Only 22 percent of the water samples collected from wells in the Oakes test area contained detectable concentrations (1 microgram per liter or more) of selenium. However, selenium was detected in 63 percent of the samples collected from sites on drains. The greater incidence of detection of selenium in the drain samples is interpreted as an effect of the more oxidizing environment of the drains, which are about 8 feet below land surface near the top of the water table. The median selenium concentration in the drain samples, however, was only 1 microgram per liter, and the maximum concentration in 63 drain samples was 4 micrograms per liter. For comparison, the median selenium concentrations reported for drains in the western San Joaquin Valley, Calif., ranged from 84 to 320 micrograms per liter. Mater from two observation wells had the largest selenium concentrations (8 and 9 micrograms per liter) measured during the investigation. These were the only two samples that exceeded any of the water-quality regulations, standards, or criteria for selenium.
Mercury and boron were the only other trace elements that exceeded standards and criteria. The median concentration of mercury was less than 0.1 microgram per liter, and the maximum concentration was 0.8 microgram per liter. The chronic freshwater-aquatic-life criterion for mercury (0.012 microgram per liter) is about 10 times less than the laboratory detection limit and is derived from bioconcentration factors based on methylmercury. Two boron samples exceeded the irrigation criteria of 750 micrograms per liter. Comparisons with criteria and standards indicate that the concentrations of trace elements determined in samples from wells and drains in the Oakes test area during this investigation should not adversely affect human and aquatic life or irrigated crops.
The data collected indicate that the soils and ground water in the Garrison Diversion Unit contain small concentrations of trace elements, including arsenic and selenium. Based on a detailed study of soils and ground water in the west Oakes irrigation area, however, there is no evidence that expanded irrigation will mobilize these elements in concentrations large enough to adversely affect aquatic life in the James River ecosystem, based on current regulations, standards, and criteria. Data are not currently available to make definitive statements about selenium concentrations in ground water in Garrison Diversion Unit irrigation areas other than the west Oakes Irrigation area. Data available on total and water-extractable selenium concentrations in soils t however, indicate that concentrations in ground water would be similar to those determined in the west Oakes irrigation area. Plans have been developed to sample ground water in the additional areas.

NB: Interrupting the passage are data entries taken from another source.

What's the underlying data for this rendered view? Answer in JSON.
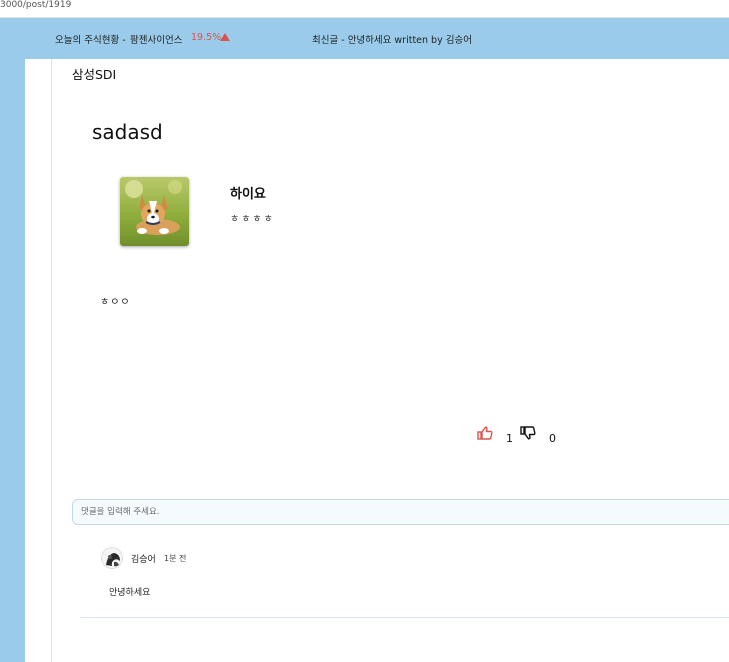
{
  "browser": {
    "url": "3000/post/1919"
  },
  "ticker": {
    "stock_prefix": "오늘의 주식현황 -",
    "stock_name": "팜젠사이언스",
    "stock_change": "19.5%",
    "latest_post": "최신글 - 안녕하세요 written by 김승어"
  },
  "post": {
    "category": "삼성SDI",
    "title": "sadasd",
    "author_name": "하이요",
    "author_sub": "ㅎㅎㅎㅎ",
    "body": "ㅎㅇㅇ",
    "likes": "1",
    "dislikes": "0"
  },
  "comment_form": {
    "placeholder": "댓글을 입력해 주세요."
  },
  "comments": [
    {
      "author": "김승어",
      "time": "1분 전",
      "text": "안녕하세요"
    }
  ],
  "colors": {
    "header_bg": "#9acbea",
    "accent_red": "#d9534f"
  }
}
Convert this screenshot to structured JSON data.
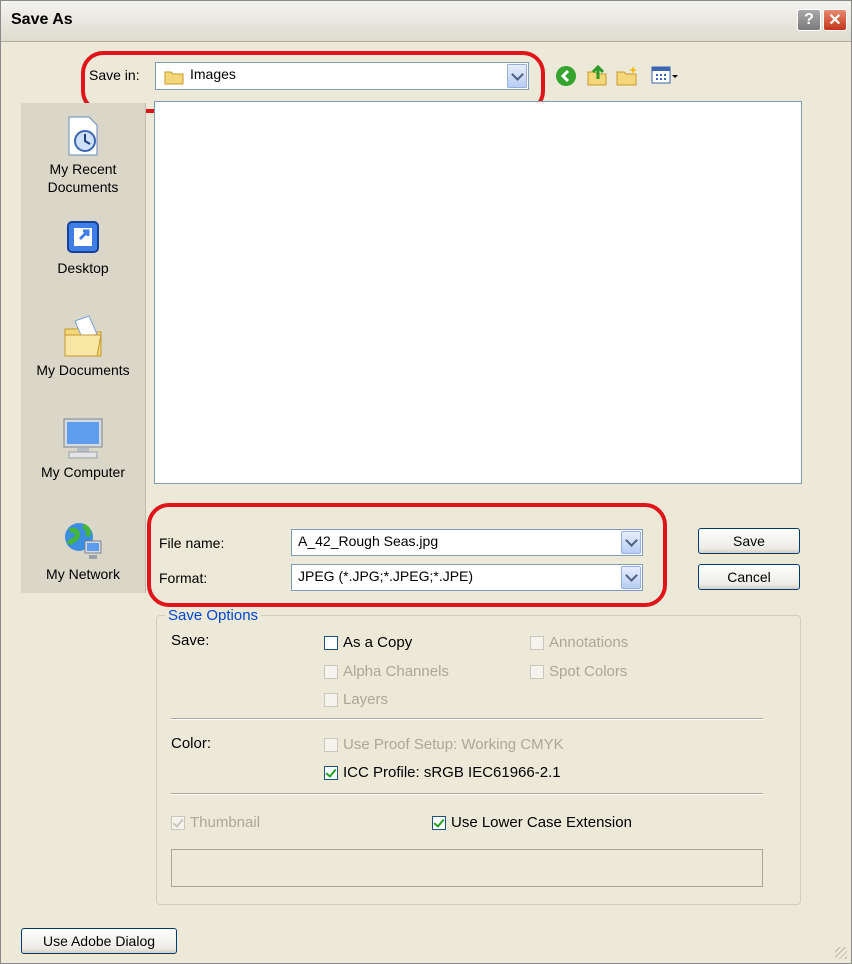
{
  "window": {
    "title": "Save As",
    "help_label": "?",
    "close_label": "✕"
  },
  "save_in": {
    "label": "Save in:",
    "value": "Images",
    "toolbar": [
      "back-icon",
      "up-folder-icon",
      "new-folder-icon",
      "view-menu-icon"
    ]
  },
  "places": [
    {
      "label": "My Recent\nDocuments",
      "icon": "recent-documents-icon"
    },
    {
      "label": "Desktop",
      "icon": "desktop-icon"
    },
    {
      "label": "My Documents",
      "icon": "my-documents-icon"
    },
    {
      "label": "My Computer",
      "icon": "my-computer-icon"
    },
    {
      "label": "My Network",
      "icon": "my-network-icon"
    }
  ],
  "file_name": {
    "label": "File name:",
    "value": "A_42_Rough Seas.jpg"
  },
  "format": {
    "label": "Format:",
    "value": "JPEG (*.JPG;*.JPEG;*.JPE)"
  },
  "buttons": {
    "save": "Save",
    "cancel": "Cancel",
    "adobe": "Use Adobe Dialog"
  },
  "options": {
    "title": "Save Options",
    "save_label": "Save:",
    "as_copy": "As a Copy",
    "annotations": "Annotations",
    "alpha_channels": "Alpha Channels",
    "spot_colors": "Spot Colors",
    "layers": "Layers",
    "color_label": "Color:",
    "proof_setup": "Use Proof Setup:  Working CMYK",
    "icc_profile": "ICC Profile:  sRGB IEC61966-2.1",
    "thumbnail": "Thumbnail",
    "lower_case": "Use Lower Case Extension"
  },
  "colors": {
    "highlight_ring": "#e0141a",
    "dialog_bg": "#ece9d8",
    "link_blue": "#0046d5"
  }
}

Additional publication details
|Publication Subtype||USGS Numbered Series|
|Title||Geochemistry of soils and shallow ground water, with emphasis on arsenic and selenium, in part of the Garrison Diversion Unit, North Dakota, 1985-87|
|Series title||Water-Resources Investigations Report|
|Publisher||U.S. Geological Survey|
|Contributing office(s)||North Dakota Water Science Center, Dakota Water Science Center|
|Description||viii, 132 p.|
|Google Analytic Metrics||Metrics page|